### [Description of the task]
Please give the listing again in full, leaving out its images.

### [Records provided]
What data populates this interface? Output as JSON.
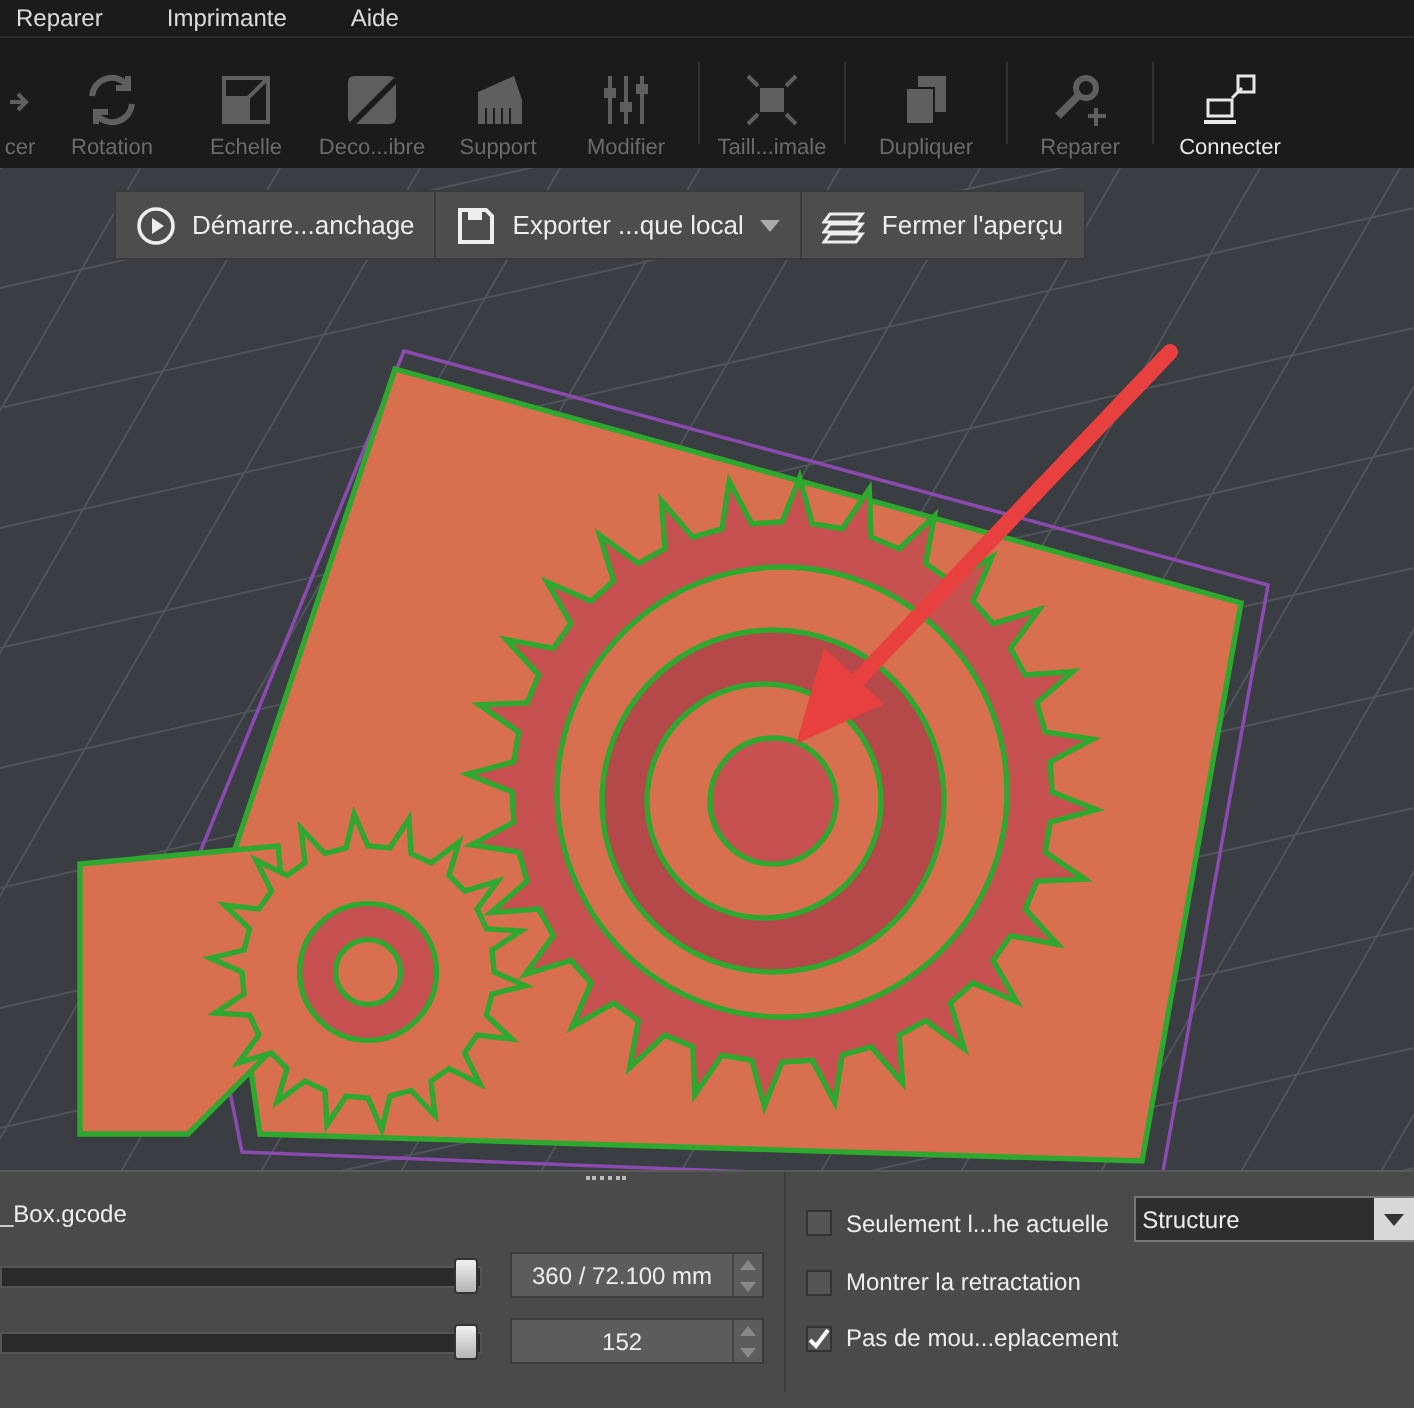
{
  "menu": [
    {
      "label": "Reparer"
    },
    {
      "label": "Imprimante"
    },
    {
      "label": "Aide"
    }
  ],
  "toolbar": [
    {
      "label": "cer",
      "disabled": true
    },
    {
      "label": "Rotation",
      "disabled": true
    },
    {
      "label": "Echelle",
      "disabled": true
    },
    {
      "label": "Deco...ibre",
      "disabled": true
    },
    {
      "label": "Support",
      "disabled": true
    },
    {
      "label": "Modifier",
      "disabled": true,
      "separator_after": true
    },
    {
      "label": "Taill...imale",
      "disabled": true,
      "separator_after": true
    },
    {
      "label": "Dupliquer",
      "disabled": true,
      "separator_after": true
    },
    {
      "label": "Reparer",
      "disabled": true,
      "separator_after": true
    },
    {
      "label": "Connecter",
      "disabled": false
    }
  ],
  "preview_toolbar": [
    {
      "label": "Démarre...anchage",
      "dropdown": false
    },
    {
      "label": "Exporter ...que local",
      "dropdown": true
    },
    {
      "label": "Fermer l'aperçu",
      "dropdown": false
    }
  ],
  "panel": {
    "file_name": "_Box.gcode",
    "sliders": [
      {
        "level": 0.98,
        "value": "360 / 72.100 mm"
      },
      {
        "level": 0.98,
        "value": "152"
      }
    ],
    "options": [
      {
        "label": "Seulement l...he actuelle",
        "checked": false
      },
      {
        "label": "Montrer la retractation",
        "checked": false
      },
      {
        "label": "Pas de mou...eplacement",
        "checked": true
      }
    ],
    "view_mode": {
      "value": "Structure"
    }
  }
}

### [Task output]
What data populates this interface? Output as JSON.
{
  "menu": [
    {
      "label": "Reparer"
    },
    {
      "label": "Imprimante"
    },
    {
      "label": "Aide"
    }
  ],
  "toolbar": [
    {
      "label": "cer",
      "disabled": true
    },
    {
      "label": "Rotation",
      "disabled": true
    },
    {
      "label": "Echelle",
      "disabled": true
    },
    {
      "label": "Deco...ibre",
      "disabled": true
    },
    {
      "label": "Support",
      "disabled": true
    },
    {
      "label": "Modifier",
      "disabled": true,
      "separator_after": true
    },
    {
      "label": "Taill...imale",
      "disabled": true,
      "separator_after": true
    },
    {
      "label": "Dupliquer",
      "disabled": true,
      "separator_after": true
    },
    {
      "label": "Reparer",
      "disabled": true,
      "separator_after": true
    },
    {
      "label": "Connecter",
      "disabled": false
    }
  ],
  "preview_toolbar": [
    {
      "label": "Démarre...anchage",
      "dropdown": false
    },
    {
      "label": "Exporter ...que local",
      "dropdown": true
    },
    {
      "label": "Fermer l'aperçu",
      "dropdown": false
    }
  ],
  "panel": {
    "file_name": "_Box.gcode",
    "sliders": [
      {
        "level": 0.98,
        "value": "360 / 72.100 mm"
      },
      {
        "level": 0.98,
        "value": "152"
      }
    ],
    "options": [
      {
        "label": "Seulement l...he actuelle",
        "checked": false
      },
      {
        "label": "Montrer la retractation",
        "checked": false
      },
      {
        "label": "Pas de mou...eplacement",
        "checked": true
      }
    ],
    "view_mode": {
      "value": "Structure"
    }
  }
}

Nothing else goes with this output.